Biomimetics is a new field of technology that incorporates to mimic the functions or structures of biological organisms into technology development and manufacturing. The wings of the morpho butterfly shown in Fig. 1 contain no pigment, and yet appear a brilliant blue due
to their structure1, 2). This is called structural coloration, which for the morpho butterfly arises from light interference caused by the complex structure of scales that cover the wings. Some familiar examples of structural coloration is the thin-film interference that
occurs on the surface of soap bubbles, the multilayer interference that occurs on jewel beetles and inside shells, and the structural coloration seen on CD-ROMs. Characteristics of structural coloration are that coloration varies according to the angle of view, and
colors do not fade like a pigment since they are produced by a structure.
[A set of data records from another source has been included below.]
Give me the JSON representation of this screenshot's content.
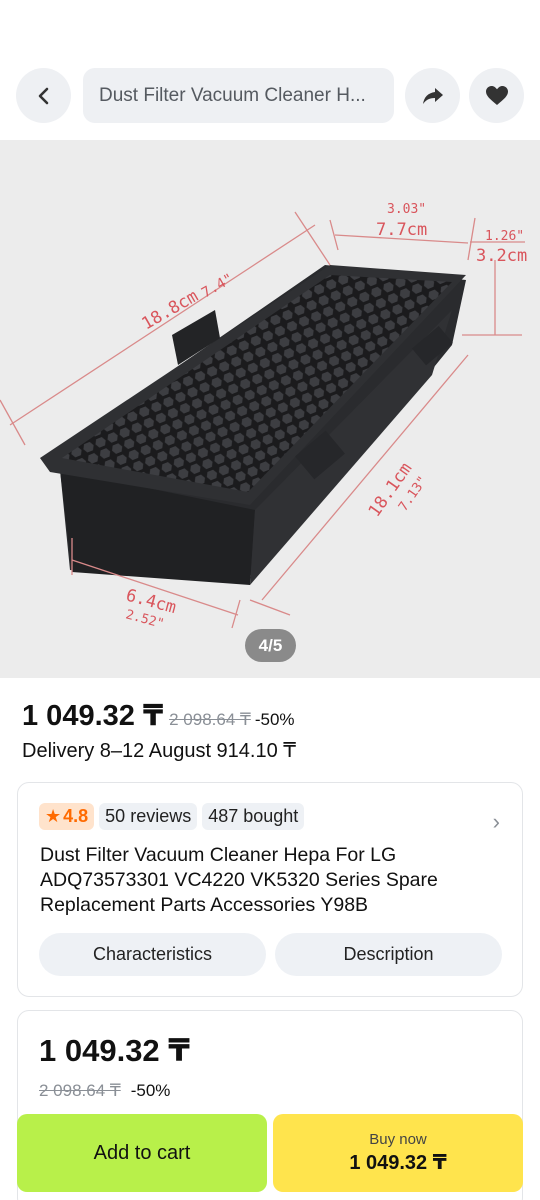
{
  "header": {
    "search_text": "Dust Filter Vacuum Cleaner H...",
    "back_icon": "chevron-left-icon",
    "share_icon": "share-arrow-icon",
    "favorite_icon": "heart-icon"
  },
  "gallery": {
    "counter": "4/5",
    "dimensions": {
      "top_width_in": "3.03\"",
      "top_width_cm": "7.7cm",
      "height_in": "1.26\"",
      "height_cm": "3.2cm",
      "length_cm": "18.8cm",
      "length_in": "7.4\"",
      "depth_cm": "18.1cm",
      "depth_in": "7.13\"",
      "base_cm": "6.4cm",
      "base_in": "2.52\""
    }
  },
  "pricing": {
    "price": "1 049.32 ₸",
    "old_price": "2 098.64 ₸",
    "discount": "-50%",
    "delivery": "Delivery 8–12 August 914.10 ₸"
  },
  "product": {
    "rating": "4.8",
    "reviews": "50 reviews",
    "bought": "487 bought",
    "title": "Dust Filter Vacuum Cleaner Hepa For LG ADQ73573301 VC4220 VK5320 Series Spare Replacement Parts Accessories Y98B",
    "characteristics_label": "Characteristics",
    "description_label": "Description"
  },
  "offer": {
    "price": "1 049.32 ₸",
    "old_price": "2 098.64 ₸",
    "discount": "-50%"
  },
  "actions": {
    "add_to_cart": "Add to cart",
    "buy_now": "Buy now",
    "buy_now_price": "1 049.32 ₸"
  },
  "colors": {
    "cart_button": "#b8f04a",
    "buy_button": "#ffe44d",
    "rating_accent": "#ff6a00"
  }
}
With the cooperation of Teijin DuPont Films Japan Limited, we performed measurements of a new optical film called multilayer film (MLF). In this article, we report the results of our observations of coloration changes at different angles of incident light, a characteristic property of structurally colored materials.